* TASK PROMPT *
Pull each line with the string "value" from the entries.

Website and app data records
::::::::

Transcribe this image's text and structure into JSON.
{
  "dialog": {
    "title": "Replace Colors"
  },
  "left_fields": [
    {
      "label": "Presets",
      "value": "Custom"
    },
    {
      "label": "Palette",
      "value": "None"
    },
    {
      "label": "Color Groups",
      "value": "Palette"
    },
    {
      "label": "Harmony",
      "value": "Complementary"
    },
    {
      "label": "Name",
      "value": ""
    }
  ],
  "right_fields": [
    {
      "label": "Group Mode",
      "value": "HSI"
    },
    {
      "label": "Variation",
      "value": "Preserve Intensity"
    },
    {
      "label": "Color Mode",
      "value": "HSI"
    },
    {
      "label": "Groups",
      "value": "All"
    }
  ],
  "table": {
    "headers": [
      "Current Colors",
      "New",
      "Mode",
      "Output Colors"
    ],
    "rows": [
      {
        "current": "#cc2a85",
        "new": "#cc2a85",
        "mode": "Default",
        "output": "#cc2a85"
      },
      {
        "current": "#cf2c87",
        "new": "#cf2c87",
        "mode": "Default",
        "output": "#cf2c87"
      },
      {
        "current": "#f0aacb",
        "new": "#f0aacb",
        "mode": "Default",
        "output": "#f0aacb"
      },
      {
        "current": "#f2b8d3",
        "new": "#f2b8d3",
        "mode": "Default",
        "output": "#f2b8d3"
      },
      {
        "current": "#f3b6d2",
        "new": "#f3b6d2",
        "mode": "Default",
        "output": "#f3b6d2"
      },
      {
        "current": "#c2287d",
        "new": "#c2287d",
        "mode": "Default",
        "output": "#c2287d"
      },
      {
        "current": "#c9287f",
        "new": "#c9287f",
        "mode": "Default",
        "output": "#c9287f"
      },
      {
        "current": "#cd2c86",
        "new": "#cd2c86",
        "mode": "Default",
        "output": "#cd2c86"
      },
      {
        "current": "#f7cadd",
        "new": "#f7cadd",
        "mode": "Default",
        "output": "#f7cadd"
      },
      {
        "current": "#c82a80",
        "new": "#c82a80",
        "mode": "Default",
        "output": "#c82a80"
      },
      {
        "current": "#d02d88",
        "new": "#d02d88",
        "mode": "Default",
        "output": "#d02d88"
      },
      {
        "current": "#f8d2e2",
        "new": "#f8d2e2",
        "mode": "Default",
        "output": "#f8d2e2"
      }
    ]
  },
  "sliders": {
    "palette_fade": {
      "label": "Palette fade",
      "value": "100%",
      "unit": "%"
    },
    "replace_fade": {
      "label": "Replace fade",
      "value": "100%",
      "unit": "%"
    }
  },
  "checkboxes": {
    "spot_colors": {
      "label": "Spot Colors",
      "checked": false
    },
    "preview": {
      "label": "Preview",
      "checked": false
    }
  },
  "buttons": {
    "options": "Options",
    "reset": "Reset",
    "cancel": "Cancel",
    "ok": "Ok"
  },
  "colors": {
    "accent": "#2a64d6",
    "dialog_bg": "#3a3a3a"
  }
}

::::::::

* FINISHED EXERCISE *
      "value": "Custom"
      "value": "None"
      "value": "Palette"
      "value": "Complementary"
      "value": ""
      "value": "HSI"
      "value": "Preserve Intensity"
      "value": "HSI"
      "value": "All"
      "value": "100%",
      "value": "100%",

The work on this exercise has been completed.